This does not require individual bonuses based on student achievement, and districts could choose to use a local plan to pay individual teachers or all personnel on a campus (or other combination of employees, such as grade levels or academic departments, which must at least include teachers). However, the local plan must be based on objective measures of student achievement, rewarding either high levels of achievement, growth in achievement, or both. The local plan also can consider other indicators of employee performance, such as evaluations by principals or parents. The comments of classroom teachers must be considered in the development of the local plan.
To summarize, it appears that a district could choose to spend its 1 percent on mentoring and/or high-needs campus stipends, and must develop a local plan based on student performance, but that the district does not necessarily have to implement the local plan and provide performance-based bonuses.
One concern is that a decision by a school board or administrator regarding the provision of a stipend is not appealable, which means that a fairly earned stipend could be denied with no recourse available to the employee.
Another incentive program is based at the state level, designed by the commissioner, and intended to reward growth in student achievement for campuses with at least 50 percent educationally disadvantaged students, an accreditation rating of acceptable or better, and demonstrating superior growth in performance of the schools’ educationally disadvantaged students. Grants would be awarded to campuses meeting the criteria, and at least 75 percent of the grant money must be used for additional teacher compensation at the campus level; the commissioner’s rules would include providing individual rewards of at least $7,500 to each teacher on a campus receiving an award.
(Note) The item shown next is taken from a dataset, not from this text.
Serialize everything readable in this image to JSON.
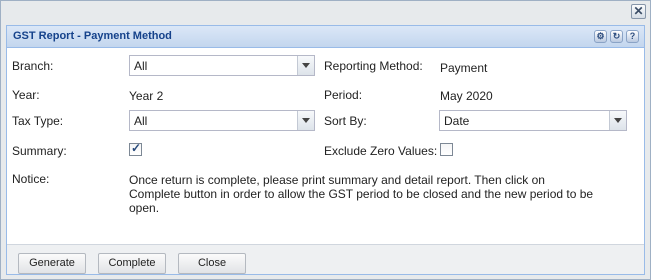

Districts paying into Social Security
A new provision was added on the House floor to assist districts that are currently (as of Jan. 1, 2005) contributing to Social Security for some or all of their employees. The new provision would require the state to cover 50 percent of the cost of those contributions.
A provision added on the House floor limits superintendent salaries to no more than four times the salary of the highest paid classroom teacher in the district. It does not restrict nonsalary benefits such as housing or car allowances, expense accounts, etc.
Funding for special education and bilingual programs was increased, but was revised to reflect dollar amounts rather than percentages of funding. Other allotments also were revised to dollar amounts. This means that, rather than increasing naturally as education funding increases, the Legislature will have to specifically adopt new funding amounts each time an increase is needed.